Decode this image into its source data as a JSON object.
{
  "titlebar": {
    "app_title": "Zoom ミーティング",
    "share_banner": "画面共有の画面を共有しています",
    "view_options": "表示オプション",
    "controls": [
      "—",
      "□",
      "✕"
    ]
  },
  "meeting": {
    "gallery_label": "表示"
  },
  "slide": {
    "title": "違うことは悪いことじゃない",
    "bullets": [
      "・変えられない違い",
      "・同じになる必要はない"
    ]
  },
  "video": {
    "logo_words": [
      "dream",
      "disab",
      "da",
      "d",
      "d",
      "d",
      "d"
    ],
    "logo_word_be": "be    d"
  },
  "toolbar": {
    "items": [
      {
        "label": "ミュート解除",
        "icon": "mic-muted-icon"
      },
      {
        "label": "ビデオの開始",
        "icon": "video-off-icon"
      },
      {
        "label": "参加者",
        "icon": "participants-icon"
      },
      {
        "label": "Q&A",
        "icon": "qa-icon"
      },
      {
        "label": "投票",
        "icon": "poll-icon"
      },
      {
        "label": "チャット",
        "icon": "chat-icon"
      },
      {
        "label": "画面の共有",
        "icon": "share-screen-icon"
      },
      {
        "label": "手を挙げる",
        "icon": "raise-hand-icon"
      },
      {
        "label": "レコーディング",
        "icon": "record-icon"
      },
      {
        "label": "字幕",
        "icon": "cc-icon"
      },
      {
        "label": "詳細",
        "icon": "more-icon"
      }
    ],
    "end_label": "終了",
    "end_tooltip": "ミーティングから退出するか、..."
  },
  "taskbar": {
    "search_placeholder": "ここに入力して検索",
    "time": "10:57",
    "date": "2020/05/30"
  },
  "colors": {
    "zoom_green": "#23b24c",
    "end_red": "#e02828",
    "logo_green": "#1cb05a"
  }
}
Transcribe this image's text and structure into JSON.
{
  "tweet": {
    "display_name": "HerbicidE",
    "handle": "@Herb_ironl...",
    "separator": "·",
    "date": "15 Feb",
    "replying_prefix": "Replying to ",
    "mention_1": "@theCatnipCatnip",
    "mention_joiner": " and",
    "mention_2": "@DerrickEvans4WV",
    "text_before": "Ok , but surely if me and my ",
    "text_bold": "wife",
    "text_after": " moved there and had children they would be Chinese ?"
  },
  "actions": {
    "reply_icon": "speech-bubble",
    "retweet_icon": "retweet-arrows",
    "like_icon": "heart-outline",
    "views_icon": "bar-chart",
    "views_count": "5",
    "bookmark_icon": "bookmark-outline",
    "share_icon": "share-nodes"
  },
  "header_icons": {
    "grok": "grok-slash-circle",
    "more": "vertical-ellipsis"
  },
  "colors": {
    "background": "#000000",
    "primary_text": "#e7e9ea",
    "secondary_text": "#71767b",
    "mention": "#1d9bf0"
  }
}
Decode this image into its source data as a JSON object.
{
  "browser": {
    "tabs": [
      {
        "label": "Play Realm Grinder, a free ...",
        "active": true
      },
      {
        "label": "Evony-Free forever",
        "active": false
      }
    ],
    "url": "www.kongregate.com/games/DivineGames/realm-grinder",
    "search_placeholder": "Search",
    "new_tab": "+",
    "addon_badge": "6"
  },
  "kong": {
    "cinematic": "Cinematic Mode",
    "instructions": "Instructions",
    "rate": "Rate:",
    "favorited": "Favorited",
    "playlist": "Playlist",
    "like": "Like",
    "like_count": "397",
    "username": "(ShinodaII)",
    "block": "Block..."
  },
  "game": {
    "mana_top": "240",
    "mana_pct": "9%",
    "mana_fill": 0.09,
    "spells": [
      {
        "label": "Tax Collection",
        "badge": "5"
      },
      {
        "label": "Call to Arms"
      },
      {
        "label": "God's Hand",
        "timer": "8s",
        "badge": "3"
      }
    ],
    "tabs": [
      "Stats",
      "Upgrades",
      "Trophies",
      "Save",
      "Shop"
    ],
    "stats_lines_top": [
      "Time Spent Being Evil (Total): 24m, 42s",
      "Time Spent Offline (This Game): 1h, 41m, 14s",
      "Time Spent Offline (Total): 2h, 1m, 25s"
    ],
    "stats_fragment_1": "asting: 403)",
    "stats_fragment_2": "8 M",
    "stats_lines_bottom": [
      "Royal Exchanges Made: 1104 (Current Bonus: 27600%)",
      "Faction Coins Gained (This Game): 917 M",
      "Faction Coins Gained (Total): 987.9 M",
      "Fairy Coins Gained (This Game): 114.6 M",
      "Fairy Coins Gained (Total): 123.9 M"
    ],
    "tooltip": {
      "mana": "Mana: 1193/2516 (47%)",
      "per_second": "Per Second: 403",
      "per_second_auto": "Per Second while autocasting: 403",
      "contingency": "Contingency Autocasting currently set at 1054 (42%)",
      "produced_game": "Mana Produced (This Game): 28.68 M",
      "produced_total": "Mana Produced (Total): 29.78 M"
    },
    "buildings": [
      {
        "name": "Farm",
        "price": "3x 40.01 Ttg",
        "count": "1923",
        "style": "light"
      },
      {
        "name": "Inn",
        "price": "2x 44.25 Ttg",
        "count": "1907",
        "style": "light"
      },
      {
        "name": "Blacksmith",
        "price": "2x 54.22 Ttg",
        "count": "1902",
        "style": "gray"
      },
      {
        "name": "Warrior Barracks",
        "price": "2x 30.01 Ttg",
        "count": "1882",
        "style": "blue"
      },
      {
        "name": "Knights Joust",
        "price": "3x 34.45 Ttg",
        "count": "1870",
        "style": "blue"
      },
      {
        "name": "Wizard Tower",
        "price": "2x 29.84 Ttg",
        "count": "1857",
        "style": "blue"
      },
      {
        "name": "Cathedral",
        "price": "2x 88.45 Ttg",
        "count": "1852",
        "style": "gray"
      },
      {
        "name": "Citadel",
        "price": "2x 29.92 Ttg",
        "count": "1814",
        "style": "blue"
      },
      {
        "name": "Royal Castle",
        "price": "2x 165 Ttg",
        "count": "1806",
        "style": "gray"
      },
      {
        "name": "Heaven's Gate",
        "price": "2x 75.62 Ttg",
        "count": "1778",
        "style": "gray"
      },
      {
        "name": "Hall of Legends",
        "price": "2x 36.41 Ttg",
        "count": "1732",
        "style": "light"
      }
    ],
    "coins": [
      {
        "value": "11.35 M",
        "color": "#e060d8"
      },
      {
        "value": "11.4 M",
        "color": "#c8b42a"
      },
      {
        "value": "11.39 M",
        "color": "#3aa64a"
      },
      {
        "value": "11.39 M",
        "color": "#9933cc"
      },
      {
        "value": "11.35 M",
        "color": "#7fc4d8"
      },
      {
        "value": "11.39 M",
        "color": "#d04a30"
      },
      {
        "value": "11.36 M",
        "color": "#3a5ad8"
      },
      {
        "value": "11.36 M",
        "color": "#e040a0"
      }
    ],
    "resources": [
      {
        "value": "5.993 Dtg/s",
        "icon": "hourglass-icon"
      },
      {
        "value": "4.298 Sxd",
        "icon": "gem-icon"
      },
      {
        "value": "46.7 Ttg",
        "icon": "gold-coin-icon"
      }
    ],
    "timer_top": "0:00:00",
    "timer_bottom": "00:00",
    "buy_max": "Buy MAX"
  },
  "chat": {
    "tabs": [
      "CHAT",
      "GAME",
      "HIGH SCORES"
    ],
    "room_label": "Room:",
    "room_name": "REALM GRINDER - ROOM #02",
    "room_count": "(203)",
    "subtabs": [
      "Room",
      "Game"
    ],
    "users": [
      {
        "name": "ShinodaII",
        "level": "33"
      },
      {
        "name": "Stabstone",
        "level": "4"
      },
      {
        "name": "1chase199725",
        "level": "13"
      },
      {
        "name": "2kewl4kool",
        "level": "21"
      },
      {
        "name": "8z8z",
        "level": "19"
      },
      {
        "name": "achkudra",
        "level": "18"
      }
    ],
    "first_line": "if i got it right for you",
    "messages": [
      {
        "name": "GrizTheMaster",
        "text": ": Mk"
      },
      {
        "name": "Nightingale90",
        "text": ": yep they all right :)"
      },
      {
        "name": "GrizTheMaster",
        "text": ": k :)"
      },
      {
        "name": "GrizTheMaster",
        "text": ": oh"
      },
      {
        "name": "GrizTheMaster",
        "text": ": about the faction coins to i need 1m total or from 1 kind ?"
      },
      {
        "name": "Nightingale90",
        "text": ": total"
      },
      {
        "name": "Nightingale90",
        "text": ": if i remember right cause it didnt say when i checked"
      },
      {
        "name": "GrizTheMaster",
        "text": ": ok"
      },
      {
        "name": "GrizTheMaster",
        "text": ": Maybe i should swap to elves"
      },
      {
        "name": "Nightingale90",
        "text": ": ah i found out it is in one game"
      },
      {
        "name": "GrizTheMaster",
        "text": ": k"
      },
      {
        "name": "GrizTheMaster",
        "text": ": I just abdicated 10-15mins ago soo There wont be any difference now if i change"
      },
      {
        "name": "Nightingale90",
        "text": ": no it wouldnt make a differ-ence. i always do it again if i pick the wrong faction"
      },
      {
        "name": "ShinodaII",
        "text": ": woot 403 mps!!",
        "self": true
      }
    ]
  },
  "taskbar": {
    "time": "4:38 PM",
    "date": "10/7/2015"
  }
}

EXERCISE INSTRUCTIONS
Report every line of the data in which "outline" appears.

TASK ANSWER
    "like_icon": "heart-outline",
    "bookmark_icon": "bookmark-outline",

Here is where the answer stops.